_EXERCISE INSTRUCTIONS:_ If a line in the data below contains the word "segments", copy it out.

Items from an interface collection
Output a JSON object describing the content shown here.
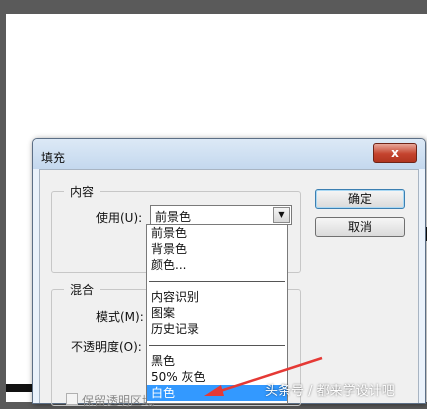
{
  "dialog": {
    "title": "填充",
    "close_glyph": "x",
    "ok_label": "确定",
    "cancel_label": "取消"
  },
  "content_group": {
    "legend": "内容",
    "use_label": "使用(U):",
    "use_value": "前景色"
  },
  "blend_group": {
    "legend": "混合",
    "mode_label": "模式(M):",
    "opacity_label": "不透明度(O):",
    "preserve_label": "保留透明区域"
  },
  "dropdown": {
    "group1": [
      "前景色",
      "背景色",
      "颜色..."
    ],
    "group2": [
      "内容识别",
      "图案",
      "历史记录"
    ],
    "group3": [
      "黑色",
      "50% 灰色",
      "白色"
    ],
    "selected": "白色"
  },
  "annotation": {
    "arrow_color": "#e53935"
  },
  "watermark": "头条号 / 都来学设计吧"
}
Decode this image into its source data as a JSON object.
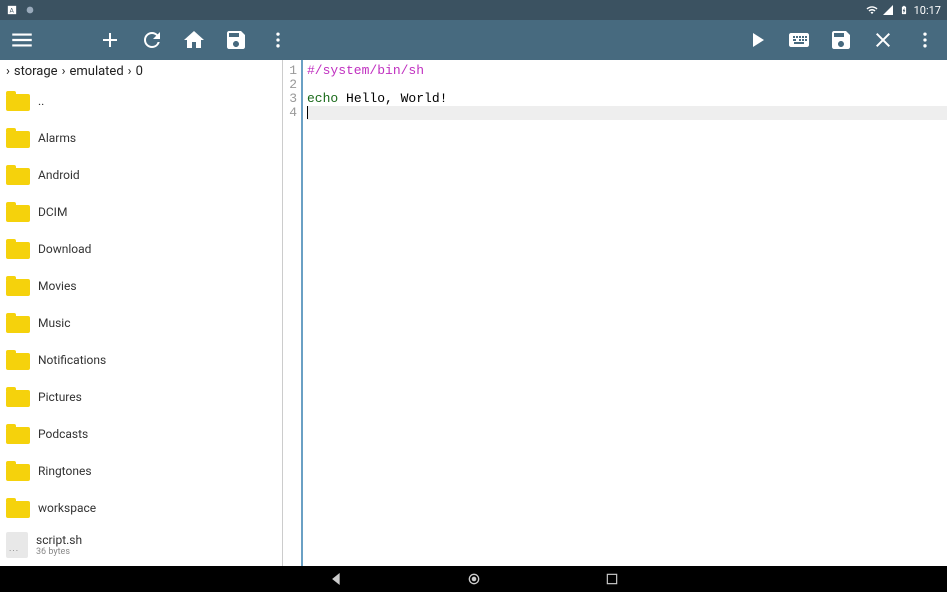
{
  "statusbar": {
    "time": "10:17"
  },
  "breadcrumb": {
    "sep": "›",
    "parts": [
      "storage",
      "emulated",
      "0"
    ]
  },
  "files": [
    {
      "name": "..",
      "type": "folder"
    },
    {
      "name": "Alarms",
      "type": "folder"
    },
    {
      "name": "Android",
      "type": "folder"
    },
    {
      "name": "DCIM",
      "type": "folder"
    },
    {
      "name": "Download",
      "type": "folder"
    },
    {
      "name": "Movies",
      "type": "folder"
    },
    {
      "name": "Music",
      "type": "folder"
    },
    {
      "name": "Notifications",
      "type": "folder"
    },
    {
      "name": "Pictures",
      "type": "folder"
    },
    {
      "name": "Podcasts",
      "type": "folder"
    },
    {
      "name": "Ringtones",
      "type": "folder"
    },
    {
      "name": "workspace",
      "type": "folder"
    },
    {
      "name": "script.sh",
      "type": "file",
      "size": "36 bytes"
    }
  ],
  "editor": {
    "lines": [
      {
        "n": "1",
        "segments": [
          {
            "cls": "c-shebang",
            "text": "#/system/bin/sh"
          }
        ]
      },
      {
        "n": "2",
        "segments": []
      },
      {
        "n": "3",
        "segments": [
          {
            "cls": "c-kw",
            "text": "echo"
          },
          {
            "cls": "c-txt",
            "text": " Hello, World!"
          }
        ]
      },
      {
        "n": "4",
        "segments": [],
        "current": true
      }
    ]
  }
}
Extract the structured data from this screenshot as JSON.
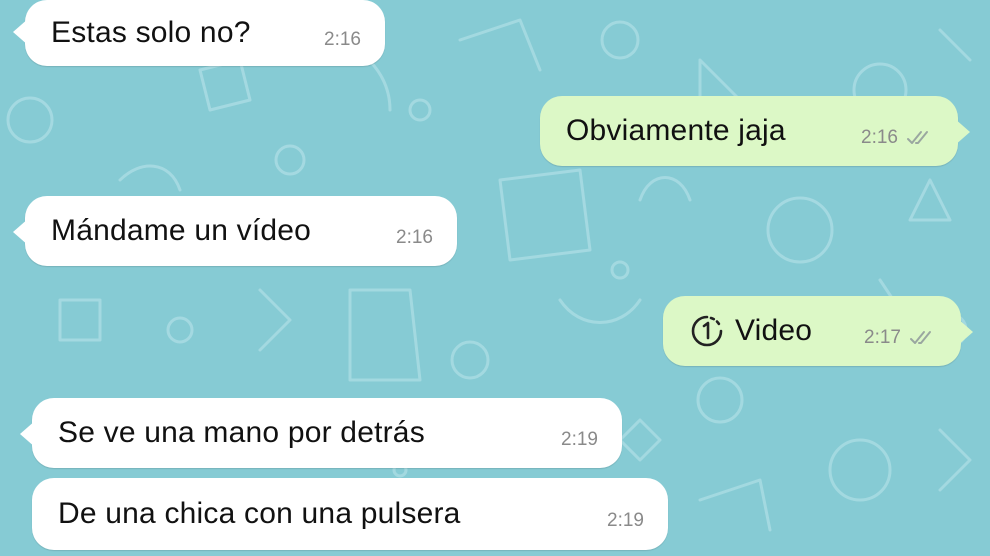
{
  "colors": {
    "wallpaper": "#86cbd4",
    "incoming_bubble": "#ffffff",
    "outgoing_bubble": "#dcf8c6",
    "timestamp": "#8a8a8a",
    "text": "#111111"
  },
  "messages": [
    {
      "direction": "incoming",
      "text": "Estas solo no?",
      "time": "2:16"
    },
    {
      "direction": "outgoing",
      "text": "Obviamente jaja",
      "time": "2:16",
      "status_icon": "double-check-icon"
    },
    {
      "direction": "incoming",
      "text": "Mándame un vídeo",
      "time": "2:16"
    },
    {
      "direction": "outgoing",
      "text": "Video",
      "time": "2:17",
      "status_icon": "double-check-icon",
      "media_icon": "view-once-video-icon"
    },
    {
      "direction": "incoming",
      "text": "Se ve una mano por detrás",
      "time": "2:19"
    },
    {
      "direction": "incoming",
      "text": "De una chica con una pulsera",
      "time": "2:19"
    }
  ]
}
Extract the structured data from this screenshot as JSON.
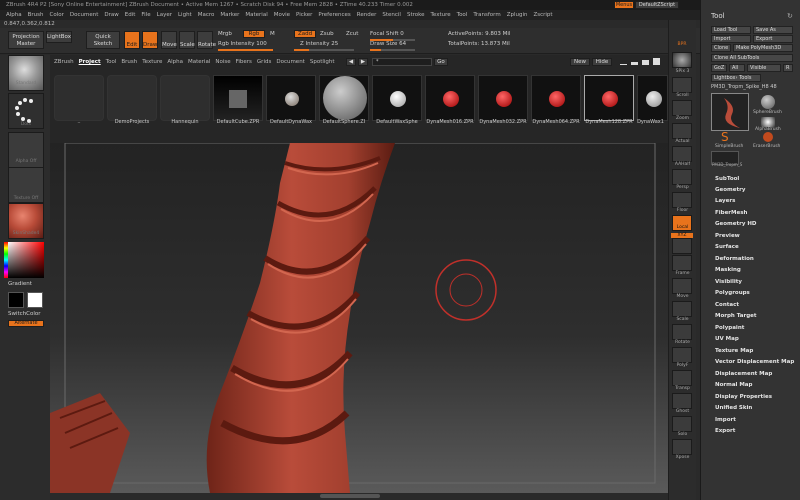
{
  "titlebar": {
    "text": "ZBrush 4R4 P2 [Sony Online Entertainment]    ZBrush Document    • Active Mem 1267 • Scratch Disk 94 • Free Mem 2828 • ZTime 40.233 Timer 0.002",
    "menus_label": "Menus",
    "script_label": "DefaultZScript"
  },
  "menubar": [
    "Alpha",
    "Brush",
    "Color",
    "Document",
    "Draw",
    "Edit",
    "File",
    "Layer",
    "Light",
    "Macro",
    "Marker",
    "Material",
    "Movie",
    "Picker",
    "Preferences",
    "Render",
    "Stencil",
    "Stroke",
    "Texture",
    "Tool",
    "Transform",
    "Zplugin",
    "Zscript"
  ],
  "coords": "0.847,0.362,0.812",
  "toolbar": {
    "projection_master": "Projection Master",
    "lightbox": "LightBox",
    "quick_sketch": "Quick Sketch",
    "edit": "Edit",
    "draw": "Draw",
    "move": "Move",
    "scale": "Scale",
    "rotate": "Rotate",
    "mrgb": "Mrgb",
    "rgb": "Rgb",
    "m": "M",
    "rgb_intensity": "Rgb Intensity 100",
    "zadd": "Zadd",
    "zsub": "Zsub",
    "zcut": "Zcut",
    "z_intensity": "Z Intensity 25",
    "focal_shift": "Focal Shift 0",
    "draw_size": "Draw Size 64",
    "active_points": "ActivePoints: 9.803 Mil",
    "total_points": "TotalPoints: 13.873 Mil"
  },
  "levels": {
    "rgb_intensity": 1.0,
    "z_intensity": 0.25,
    "focal_shift": 0.5,
    "draw_size": 0.25
  },
  "left_shelf": {
    "brush": "Standard",
    "stroke": "Dots",
    "alpha": "Alpha Off",
    "texture": "Texture Off",
    "material": "SkinShade4",
    "gradient": "Gradient",
    "switch_color": "SwitchColor",
    "alternate": "Alternate"
  },
  "lightbox": {
    "tabs": [
      "ZBrush",
      "Project",
      "Tool",
      "Brush",
      "Texture",
      "Alpha",
      "Material",
      "Noise",
      "Fibers",
      "Grids",
      "Document",
      "Spotlight"
    ],
    "active_tab": "Project",
    "search_value": "*",
    "go": "Go",
    "new": "New",
    "hide": "Hide",
    "items": [
      "..",
      "DemoProjects",
      "Hannequin",
      "DefaultCube.ZPR",
      "DefaultDynaWax",
      "DefaultSphere.ZI",
      "DefaultWaxSphe",
      "DynaMesh016.ZPR",
      "DynaMesh032.ZPR",
      "DynaMesh064.ZPR",
      "DynaMesh128.ZPR",
      "DynaWax1"
    ]
  },
  "right_shelf": [
    "BPR",
    "SPix 3",
    "Scroll",
    "Zoom",
    "Actual",
    "AAHalf",
    "Persp",
    "Floor",
    "Local",
    "XYZ",
    "Frame",
    "Move",
    "Scale",
    "Rotate",
    "PolyF",
    "Transp",
    "Ghost",
    "Solo",
    "Xpose"
  ],
  "tool_panel": {
    "title": "Tool",
    "buttons": [
      "Load Tool",
      "Save As",
      "Import",
      "Export",
      "Clone",
      "Make PolyMesh3D",
      "Clone All SubTools",
      "GoZ",
      "All",
      "Visible",
      "R"
    ],
    "lightbox_tools": "Lightbox› Tools",
    "current_tool": "PM3D_Tropm_Spike_H8  48",
    "brushes": [
      "SphereBrush",
      "AlphaBrush",
      "SimpleBrush",
      "EraserBrush",
      "PM3D_Tropm_S"
    ],
    "menu": [
      "SubTool",
      "Geometry",
      "Layers",
      "FiberMesh",
      "Geometry HD",
      "Preview",
      "Surface",
      "Deformation",
      "Masking",
      "Visibility",
      "Polygroups",
      "Contact",
      "Morph Target",
      "Polypaint",
      "UV Map",
      "Texture Map",
      "Vector Displacement Map",
      "Displacement Map",
      "Normal Map",
      "Display Properties",
      "Unified Skin",
      "Import",
      "Export"
    ]
  },
  "colors": {
    "accent": "#e8731c",
    "clay": "#b74a3a",
    "background": "#2a2a2a",
    "cursor_ring": "#c0302a"
  }
}
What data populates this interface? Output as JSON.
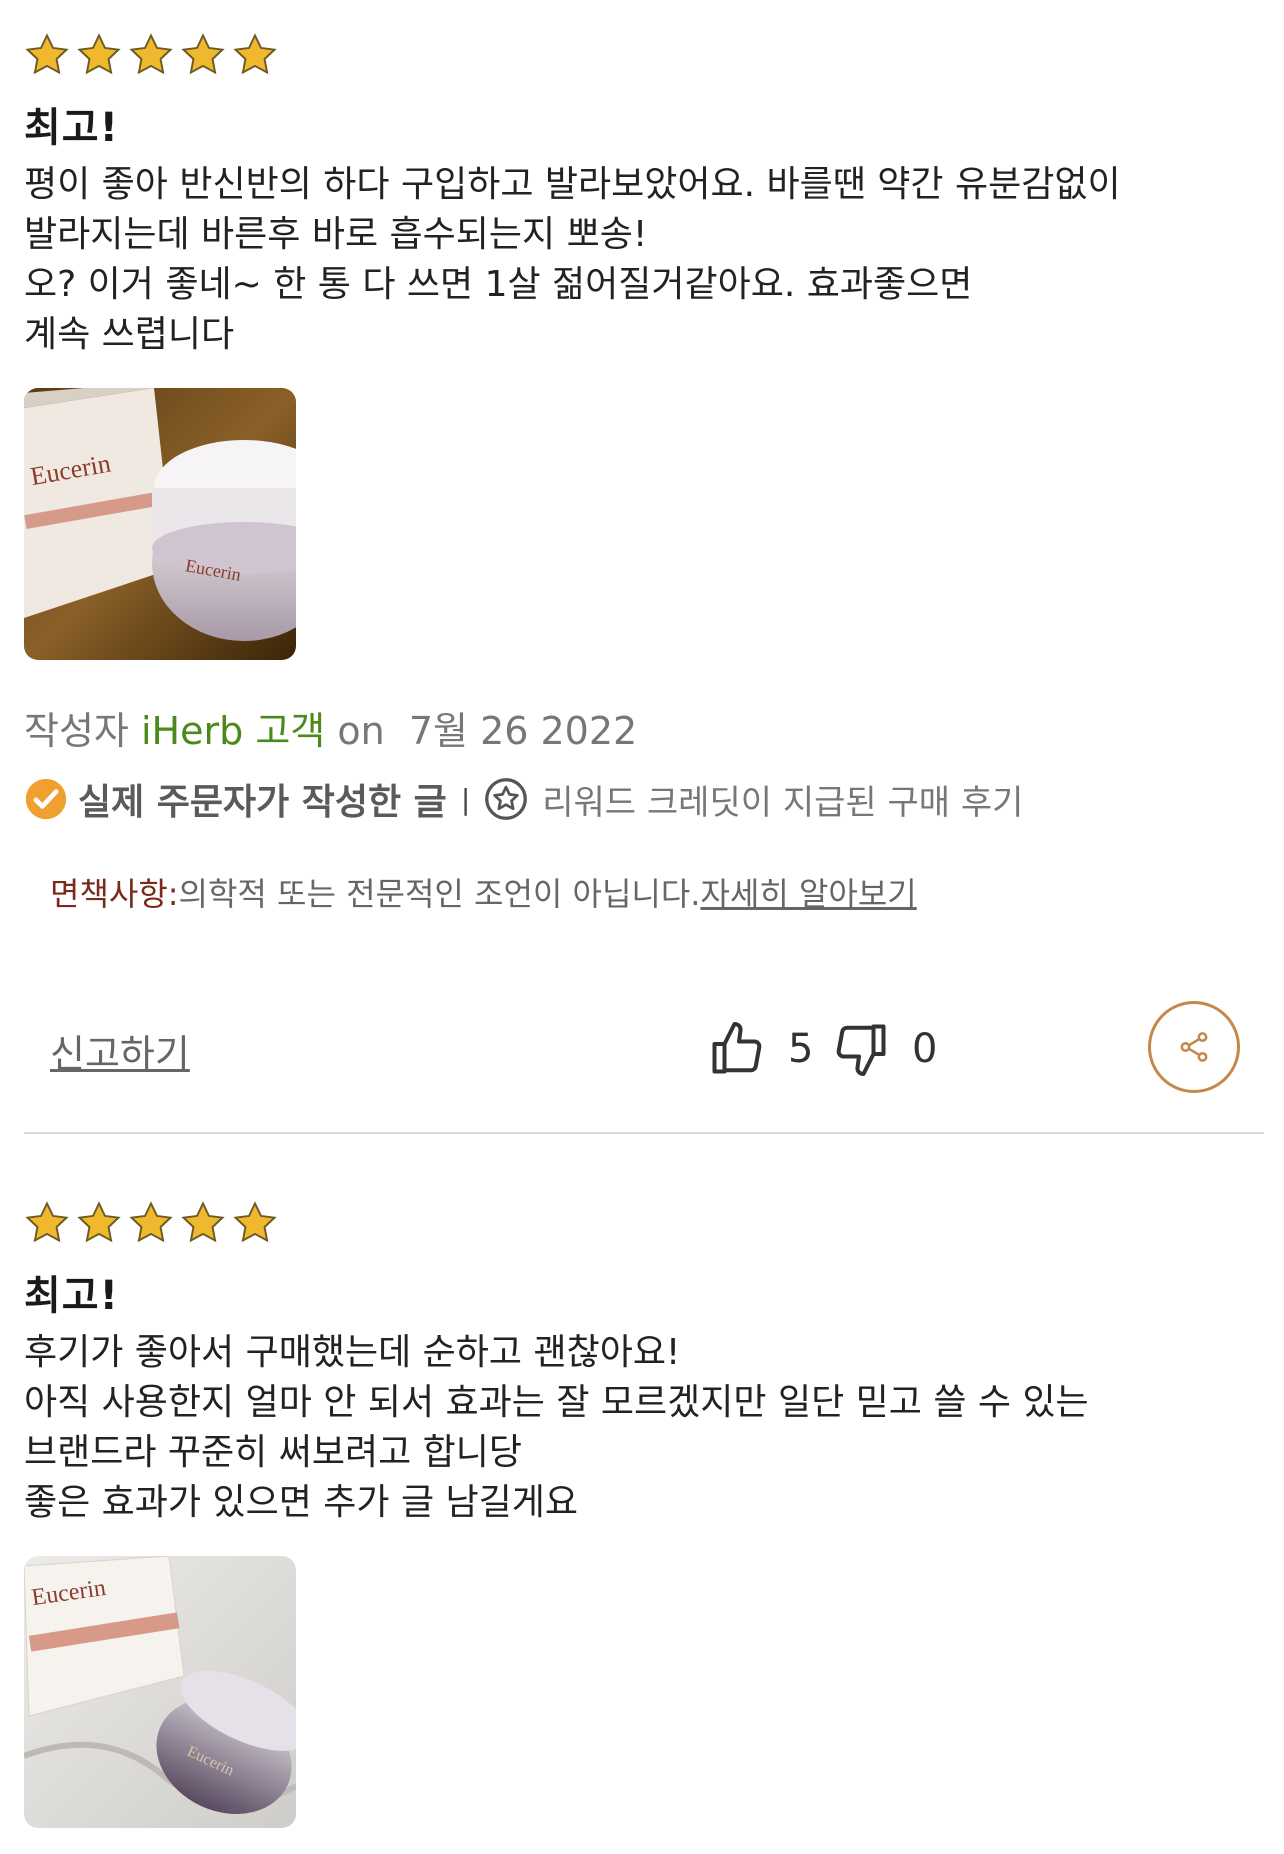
{
  "reviews": [
    {
      "rating": 5,
      "title": "최고!",
      "body": "평이 좋아 반신반의 하다 구입하고 발라보았어요. 바를땐 약간 유분감없이\n발라지는데 바른후 바로 흡수되는지 뽀송!\n오? 이거 좋네~   한 통 다 쓰면 1살 젊어질거같아요. 효과좋으면\n계속 쓰렵니다",
      "image_label": "Eucerin Q10 ANTI-WRINKLE Face Cream",
      "author_prefix": "작성자",
      "author": "iHerb 고객",
      "date_prefix": "on",
      "date": "7월 26 2022",
      "verified_label": "실제 주문자가 작성한 글",
      "separator": "|",
      "reward_label": "리워드 크레딧이 지급된 구매 후기",
      "disclaimer_label": "면책사항:",
      "disclaimer_text": "의학적 또는 전문적인 조언이 아닙니다.",
      "disclaimer_link": "자세히 알아보기",
      "report_label": "신고하기",
      "helpful_count": "5",
      "unhelpful_count": "0"
    },
    {
      "rating": 5,
      "title": "최고!",
      "body": "후기가 좋아서 구매했는데 순하고 괜찮아요!\n아직 사용한지 얼마 안 되서 효과는 잘 모르겠지만 일단 믿고 쓸 수 있는\n브랜드라 꾸준히 써보려고 합니당\n좋은 효과가 있으면  추가 글 남길게요",
      "image_label": "Eucerin Q10 ANTI-WRINKLE Face Cream"
    }
  ],
  "colors": {
    "star": "#f0b82e",
    "author": "#4a8a1c",
    "verified": "#f0a030",
    "share_border": "#c8864a",
    "disclaimer_label": "#7a2a1a"
  },
  "icons": {
    "star": "star-icon",
    "verified": "check-badge-icon",
    "reward": "reward-star-icon",
    "thumbs_up": "thumbs-up-icon",
    "thumbs_down": "thumbs-down-icon",
    "share": "share-icon"
  }
}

_TASK OUTPUT:_
        "segments": [
        "segments": []
        "segments": [
        "segments": [],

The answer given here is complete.